Before rushing into finding solutions to halt a new hike in global food prices, leaders of the world's rich economies gathering for a G20 meeting at end of the month need to first ascertain what exactly is driving prices to soar, European Commission officials said on 13 January. Current fears regarding a repetition of the 2007-08 food price crisis are not completely justified, noted the EU executive.Anxiety about prices was sparked last week with the publication of the United Nations' latest food price index, which showed a 32% rise in wholesale prices of agricultural commodities in the second half of 2010.But EU officials underlined that the UN Food and Agriculture Organisation index results are "not true generally," as the index only looks at the export share of developing countries for each commodity.As the Group of 20 leading economies prepares to discuss ways to tackle soaring food prices at its Paris meeting on 27-28 January, Commission officials stressed that before trying to find a solution, leaders would need to define the problem in order to get off on the right track: what is driving up prices?Much has been said and reported about the effect on prices of soaring demand from emerging economies, decreasing yields due to unpredictable weather patterns, and the impacts of biofuel production or energy prices, for example.According to officials, however, the biggest problem is the link between agricultural markets and other commodity markets that have nothing to do with agriculture.
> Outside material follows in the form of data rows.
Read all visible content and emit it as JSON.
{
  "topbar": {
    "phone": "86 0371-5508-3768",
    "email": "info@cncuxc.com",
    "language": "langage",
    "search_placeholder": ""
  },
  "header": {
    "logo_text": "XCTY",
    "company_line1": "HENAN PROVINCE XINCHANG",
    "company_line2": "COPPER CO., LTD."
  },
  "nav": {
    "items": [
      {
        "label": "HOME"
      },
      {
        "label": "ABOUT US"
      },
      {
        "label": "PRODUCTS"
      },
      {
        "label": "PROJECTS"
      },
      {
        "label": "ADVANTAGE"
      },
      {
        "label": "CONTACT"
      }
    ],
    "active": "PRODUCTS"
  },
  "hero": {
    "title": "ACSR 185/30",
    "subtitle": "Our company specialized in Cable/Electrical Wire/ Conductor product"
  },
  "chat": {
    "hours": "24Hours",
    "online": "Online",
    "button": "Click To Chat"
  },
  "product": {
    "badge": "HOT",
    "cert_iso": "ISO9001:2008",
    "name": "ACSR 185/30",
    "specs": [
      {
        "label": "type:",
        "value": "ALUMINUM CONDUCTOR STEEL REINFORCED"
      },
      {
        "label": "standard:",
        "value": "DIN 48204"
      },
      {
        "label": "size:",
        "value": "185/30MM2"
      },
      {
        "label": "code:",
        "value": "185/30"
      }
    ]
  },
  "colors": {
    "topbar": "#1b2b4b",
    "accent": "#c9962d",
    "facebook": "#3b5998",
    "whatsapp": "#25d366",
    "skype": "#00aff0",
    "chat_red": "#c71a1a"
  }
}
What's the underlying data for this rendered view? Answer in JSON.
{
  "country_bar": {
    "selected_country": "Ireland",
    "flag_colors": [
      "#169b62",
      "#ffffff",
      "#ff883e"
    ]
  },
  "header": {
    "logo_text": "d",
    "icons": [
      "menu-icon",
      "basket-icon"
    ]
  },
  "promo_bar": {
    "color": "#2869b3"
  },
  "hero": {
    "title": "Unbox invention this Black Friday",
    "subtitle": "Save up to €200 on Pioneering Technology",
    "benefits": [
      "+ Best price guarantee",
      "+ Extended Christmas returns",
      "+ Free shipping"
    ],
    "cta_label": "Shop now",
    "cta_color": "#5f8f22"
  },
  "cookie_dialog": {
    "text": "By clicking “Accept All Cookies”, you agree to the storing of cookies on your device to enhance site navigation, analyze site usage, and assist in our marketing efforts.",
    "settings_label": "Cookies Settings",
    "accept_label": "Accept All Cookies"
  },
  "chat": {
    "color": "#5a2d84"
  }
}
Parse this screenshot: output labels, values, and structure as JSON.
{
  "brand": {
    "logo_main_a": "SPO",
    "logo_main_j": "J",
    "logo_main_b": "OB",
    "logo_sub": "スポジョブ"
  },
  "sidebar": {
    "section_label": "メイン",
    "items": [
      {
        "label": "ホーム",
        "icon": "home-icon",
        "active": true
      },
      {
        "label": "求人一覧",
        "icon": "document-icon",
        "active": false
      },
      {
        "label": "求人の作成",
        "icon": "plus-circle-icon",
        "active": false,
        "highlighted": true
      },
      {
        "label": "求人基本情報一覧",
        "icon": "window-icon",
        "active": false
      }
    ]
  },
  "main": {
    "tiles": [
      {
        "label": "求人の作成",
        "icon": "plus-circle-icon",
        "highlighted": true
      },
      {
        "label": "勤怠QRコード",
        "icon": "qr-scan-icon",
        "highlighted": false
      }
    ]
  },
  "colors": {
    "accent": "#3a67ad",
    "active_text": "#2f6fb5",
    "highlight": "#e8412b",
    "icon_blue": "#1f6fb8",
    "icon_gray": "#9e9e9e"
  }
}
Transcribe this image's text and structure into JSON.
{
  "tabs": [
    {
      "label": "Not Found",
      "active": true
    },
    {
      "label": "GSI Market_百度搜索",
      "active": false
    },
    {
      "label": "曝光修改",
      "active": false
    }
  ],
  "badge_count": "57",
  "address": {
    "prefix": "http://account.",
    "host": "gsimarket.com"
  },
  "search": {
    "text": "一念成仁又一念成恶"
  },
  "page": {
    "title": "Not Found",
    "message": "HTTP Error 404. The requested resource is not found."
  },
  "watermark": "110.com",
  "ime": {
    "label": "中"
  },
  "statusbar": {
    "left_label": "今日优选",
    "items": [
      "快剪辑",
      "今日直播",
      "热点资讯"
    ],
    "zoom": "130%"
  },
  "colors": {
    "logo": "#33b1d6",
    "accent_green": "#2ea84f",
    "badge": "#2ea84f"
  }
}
While in the past assumptions regarding food price trends were based on agricultural trade patterns, "now prices are affected by completely different things," they said.In particular, the financial markets are dragging prices up and down irrespective of agricultural realities, one noted.The EU officials' comments on food prices were made off the record to journalists attending a briefing on new market forecasts for agricultural production and consumption in the European Union between 2010 and 2020.

Source: EurActiv